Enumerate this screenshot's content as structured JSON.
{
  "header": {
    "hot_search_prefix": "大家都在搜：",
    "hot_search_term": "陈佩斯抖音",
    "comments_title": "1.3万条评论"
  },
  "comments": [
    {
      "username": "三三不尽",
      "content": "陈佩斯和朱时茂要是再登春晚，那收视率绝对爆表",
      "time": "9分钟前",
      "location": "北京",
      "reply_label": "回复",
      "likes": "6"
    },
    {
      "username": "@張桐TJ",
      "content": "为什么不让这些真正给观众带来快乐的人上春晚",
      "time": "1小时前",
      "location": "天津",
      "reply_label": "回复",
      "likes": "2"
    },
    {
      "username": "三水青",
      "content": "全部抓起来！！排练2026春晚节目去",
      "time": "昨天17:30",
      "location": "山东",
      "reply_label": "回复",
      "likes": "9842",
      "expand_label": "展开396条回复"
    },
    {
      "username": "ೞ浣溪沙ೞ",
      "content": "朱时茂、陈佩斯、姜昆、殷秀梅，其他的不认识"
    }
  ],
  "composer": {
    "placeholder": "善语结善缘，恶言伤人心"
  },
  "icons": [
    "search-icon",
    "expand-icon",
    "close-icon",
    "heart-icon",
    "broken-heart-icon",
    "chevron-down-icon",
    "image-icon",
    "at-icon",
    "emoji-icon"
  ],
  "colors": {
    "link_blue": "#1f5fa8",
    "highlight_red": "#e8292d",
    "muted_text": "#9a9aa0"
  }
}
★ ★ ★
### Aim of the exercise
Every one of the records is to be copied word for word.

### Written response
Enumerate this screenshot's content as structured JSON.
{
  "header": {
    "hot_search_prefix": "大家都在搜：",
    "hot_search_term": "陈佩斯抖音",
    "comments_title": "1.3万条评论"
  },
  "comments": [
    {
      "username": "三三不尽",
      "content": "陈佩斯和朱时茂要是再登春晚，那收视率绝对爆表",
      "time": "9分钟前",
      "location": "北京",
      "reply_label": "回复",
      "likes": "6"
    },
    {
      "username": "@張桐TJ",
      "content": "为什么不让这些真正给观众带来快乐的人上春晚",
      "time": "1小时前",
      "location": "天津",
      "reply_label": "回复",
      "likes": "2"
    },
    {
      "username": "三水青",
      "content": "全部抓起来！！排练2026春晚节目去",
      "time": "昨天17:30",
      "location": "山东",
      "reply_label": "回复",
      "likes": "9842",
      "expand_label": "展开396条回复"
    },
    {
      "username": "ೞ浣溪沙ೞ",
      "content": "朱时茂、陈佩斯、姜昆、殷秀梅，其他的不认识"
    }
  ],
  "composer": {
    "placeholder": "善语结善缘，恶言伤人心"
  },
  "icons": [
    "search-icon",
    "expand-icon",
    "close-icon",
    "heart-icon",
    "broken-heart-icon",
    "chevron-down-icon",
    "image-icon",
    "at-icon",
    "emoji-icon"
  ],
  "colors": {
    "link_blue": "#1f5fa8",
    "highlight_red": "#e8292d",
    "muted_text": "#9a9aa0"
  }
}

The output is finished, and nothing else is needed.